Once I had crossed the finish, I told my tracker that I was done for the day. I was advised to check back in at any time if I wanted to resume the race. I grab my gear and head back to the car. As I made my way back to my vehicle, it started to rain. Just a few drops, but I was happy that the rain held off until the end of the event.
I did a quick change in the car and put on my event shirt. It was real now. I am an ultra-marathoner. I could add that to the resume that already included an Ironman triathlon.

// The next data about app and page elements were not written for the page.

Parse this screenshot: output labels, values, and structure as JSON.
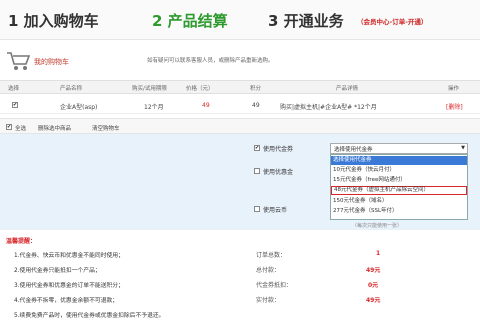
{
  "steps": [
    {
      "label": "1 加入购物车"
    },
    {
      "label": "2 产品结算"
    },
    {
      "label": "3 开通业务"
    }
  ],
  "steps_sub": "（会员中心-订单-开通）",
  "cart": {
    "title": "我的购物车",
    "note": "如有疑问可以联系客服人员，或删除产品重新选购。"
  },
  "table": {
    "headers": [
      "选择",
      "产品名称",
      "购买/试用期限",
      "价格（元）",
      "积分",
      "产品详情",
      "操作"
    ],
    "row": {
      "name": "企业A型(asp)",
      "period": "12个月",
      "price": "49",
      "points": "49",
      "detail": "购买|虚拟主机|#企业A型# *12个月",
      "op": "[删除]"
    }
  },
  "actions": {
    "select_all": "全选",
    "delete_selected": "删除选中商品",
    "clear_cart": "清空购物车"
  },
  "payment": {
    "voucher_label": "使用代金券",
    "preferential_label": "使用优惠金",
    "cloud_label": "使用云币",
    "select_value": "选择使用代金券",
    "options": [
      "选择使用代金券",
      "10元代金券（快云月付）",
      "15元代金券（free网站通付）",
      "48元代金券（虚拟主机产品除云空间）",
      "150元代金券（域名）",
      "277元代金券（SSL年付）"
    ],
    "hint": "（每次只能使用一张）"
  },
  "warnings": {
    "title": "温馨提醒：",
    "items": [
      "1.代金券、快云币和优惠金不能同时使用；",
      "2.使用代金券只能抵扣一个产品；",
      "3.使用代金券和优惠金的订单不能送积分；",
      "4.代金券不拆零，优惠金余额不可退款；",
      "5.续费免费产品时，使用代金券或优惠金扣除后不予退还。"
    ]
  },
  "summary": [
    {
      "label": "订单总数：",
      "value": "1"
    },
    {
      "label": "总付款：",
      "value": "49元"
    },
    {
      "label": "代金券抵扣：",
      "value": "0元"
    },
    {
      "label": "实付款：",
      "value": "49元"
    }
  ],
  "colors": {
    "active_step": "#2e9a2e",
    "accent_red": "#d9262a",
    "highlight_blue": "#3b79d6",
    "panel_blue": "#e8f2fb"
  }
}
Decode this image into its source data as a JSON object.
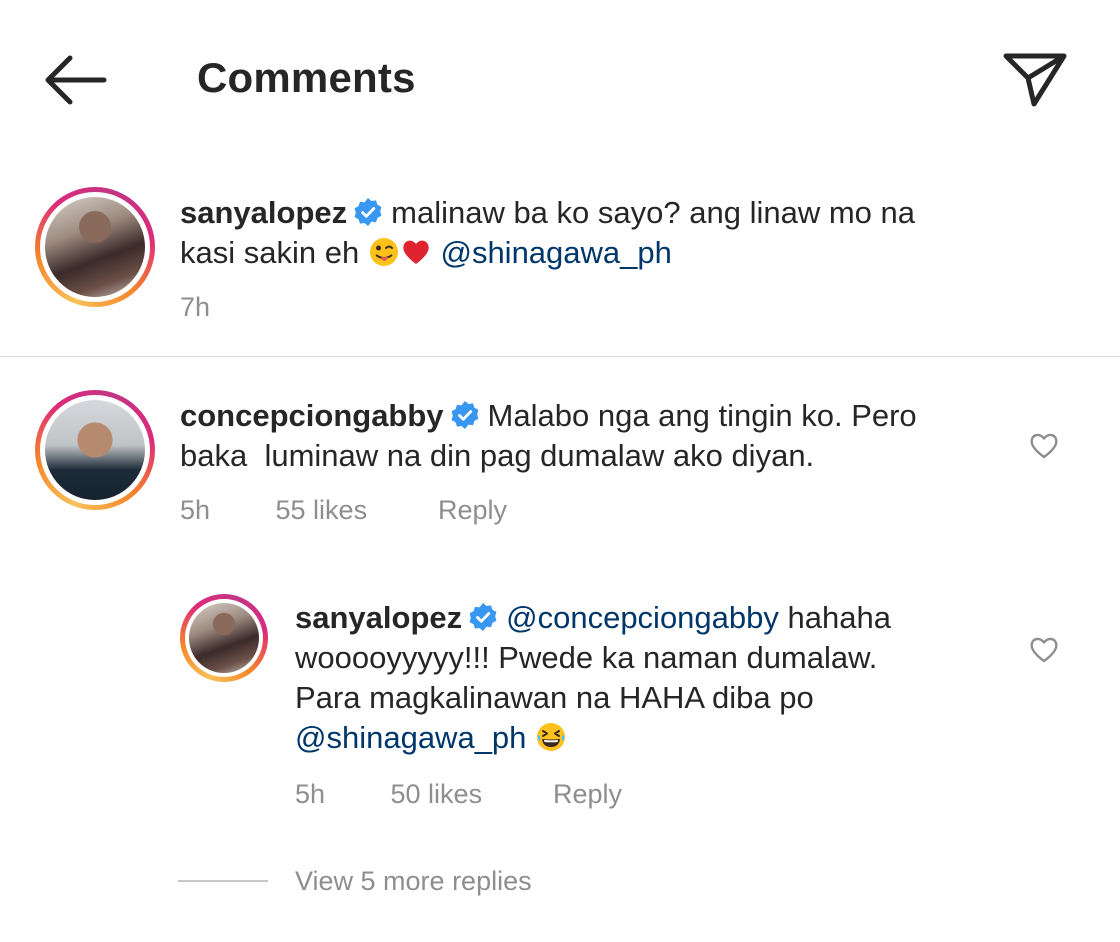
{
  "header": {
    "title": "Comments",
    "back_icon": "arrow-left-icon",
    "share_icon": "paper-plane-icon"
  },
  "caption": {
    "username": "sanyalopez",
    "text_1": "malinaw ba ko sayo? ang linaw mo na",
    "text_2": "kasi sakin eh",
    "emojis": [
      "winking-tongue-emoji",
      "red-heart-emoji"
    ],
    "mention": "@shinagawa_ph",
    "time": "7h"
  },
  "comments": [
    {
      "username": "concepciongabby",
      "text_1": "Malabo nga ang tingin ko. Pero",
      "text_2": "baka  luminaw na din pag dumalaw ako diyan.",
      "time": "5h",
      "likes": "55 likes",
      "reply": "Reply"
    }
  ],
  "replies": [
    {
      "username": "sanyalopez",
      "mention_1": "@concepciongabby",
      "text_1": "hahaha",
      "text_2": "wooooyyyyy!!! Pwede ka naman dumalaw.",
      "text_3": "Para magkalinawan na HAHA diba po",
      "mention_2": "@shinagawa_ph",
      "emoji": "grinning-squinting-emoji",
      "time": "5h",
      "likes": "50 likes",
      "reply": "Reply"
    }
  ],
  "view_more": "View 5 more replies",
  "colors": {
    "text": "#262626",
    "muted": "#8e8e8e",
    "mention": "#00376b",
    "verified": "#3897f0",
    "divider": "#dbdbdb"
  }
}
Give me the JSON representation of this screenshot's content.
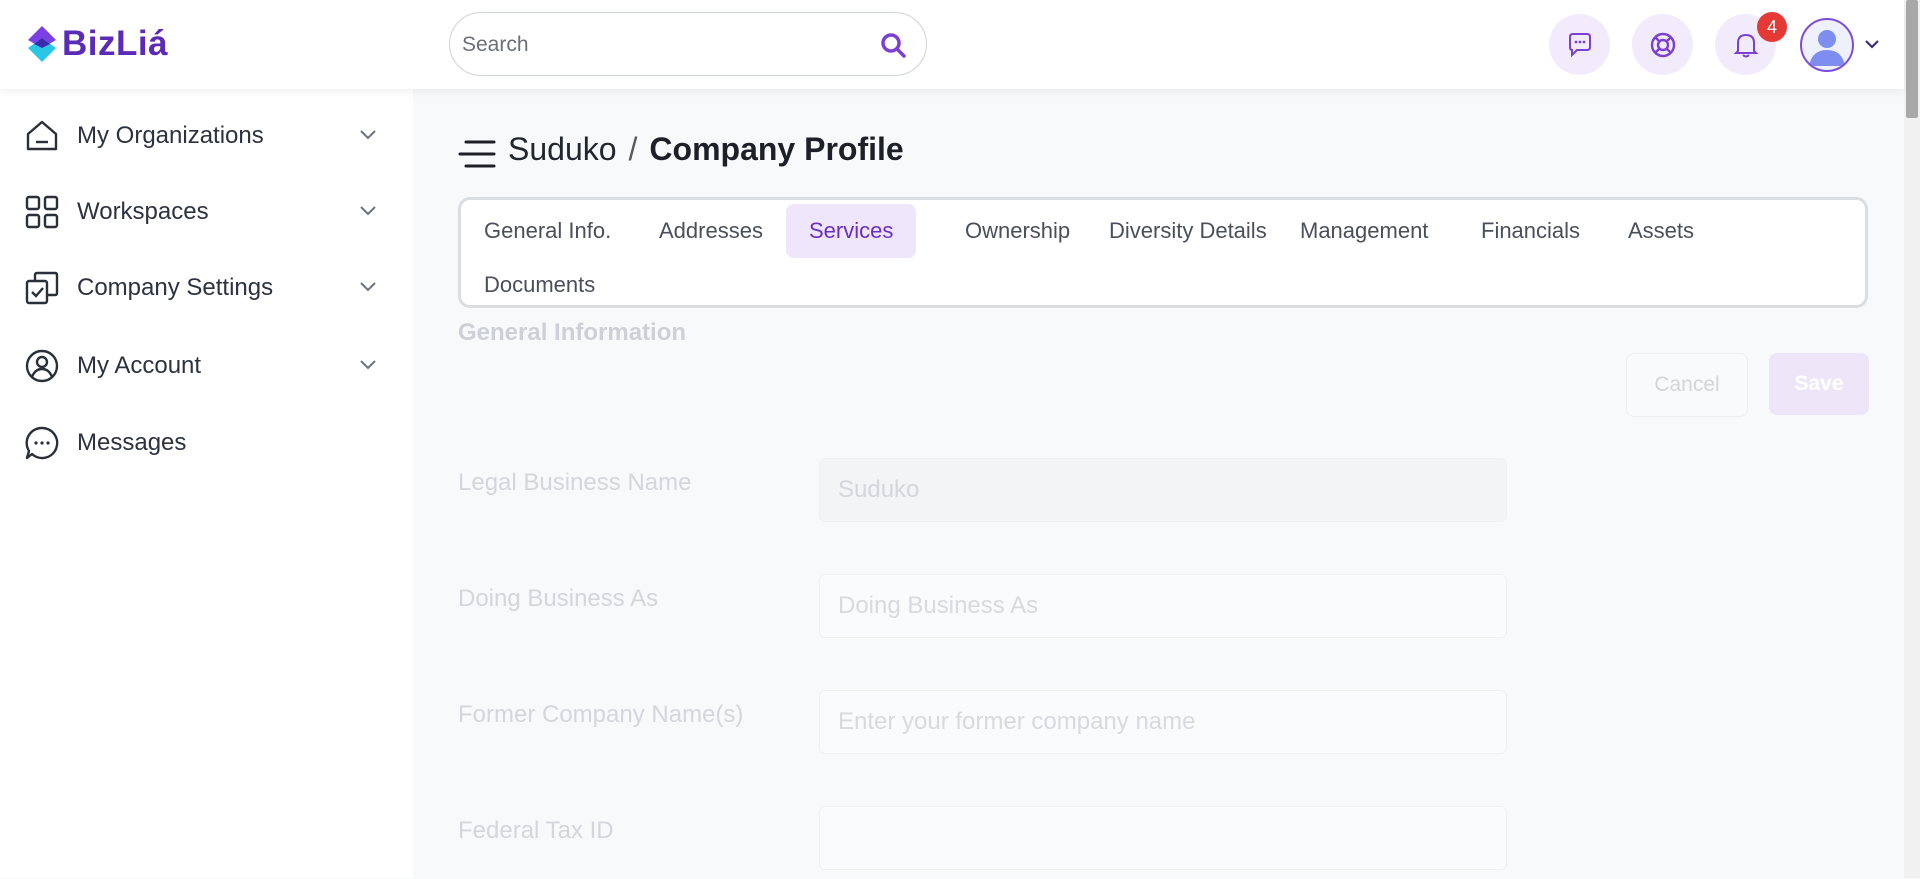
{
  "brand": {
    "name": "BizLiá"
  },
  "search": {
    "placeholder": "Search"
  },
  "header": {
    "notification_count": "4"
  },
  "sidebar": {
    "items": [
      {
        "label": "My Organizations"
      },
      {
        "label": "Workspaces"
      },
      {
        "label": "Company Settings"
      },
      {
        "label": "My Account"
      },
      {
        "label": "Messages"
      }
    ]
  },
  "breadcrumb": {
    "org": "Suduko",
    "separator": "/",
    "page": "Company Profile"
  },
  "tabs": [
    {
      "label": "General Info."
    },
    {
      "label": "Addresses"
    },
    {
      "label": "Services",
      "active": true
    },
    {
      "label": "Ownership"
    },
    {
      "label": "Diversity Details"
    },
    {
      "label": "Management"
    },
    {
      "label": "Financials"
    },
    {
      "label": "Assets"
    },
    {
      "label": "Documents"
    }
  ],
  "form": {
    "section_title": "General Information",
    "cancel_label": "Cancel",
    "save_label": "Save",
    "fields": [
      {
        "label": "Legal Business Name",
        "value": "Suduko",
        "placeholder": ""
      },
      {
        "label": "Doing Business As",
        "value": "",
        "placeholder": "Doing Business As"
      },
      {
        "label": "Former Company Name(s)",
        "value": "",
        "placeholder": "Enter your former company name"
      },
      {
        "label": "Federal Tax ID",
        "value": "",
        "placeholder": ""
      }
    ]
  },
  "colors": {
    "accent": "#6b2fc0",
    "active_tab_bg": "#efe6fb",
    "badge": "#e53935"
  }
}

Overall, I was pleased with the event, and I am glad that I experienced an ultra-marathon. It is a much more intimate event, and there are some amazing athletes there. Despite my enjoyment of the event, I doubt that I will ever do another. It’s not for me. It reinforced my decision to move towards shorter events next year. This year, however, I still have 3 of my 6 marathons to complete…all in October. I plan on training for those a little bit more seriously throughout the summer. But, for now, I have a month before my next event (a half marathon on July 4th). But what I really need to do is to start training for my triathlon season. I have not been on my bike or in the pool all year. Since all my events are sprints, my longest event bike ride will be 16.9 miles and my longest event swim will be under a half mile (750 meters). Unlike my last triathlon season, the training for this will be quite reasonable. I will limit my bike rides to 2 loops in Elm Creek (30 miles-about a two hour ride), and 1 mile in the pool or lake (a little over 30 minutes). Looking forward to both for a change of pace…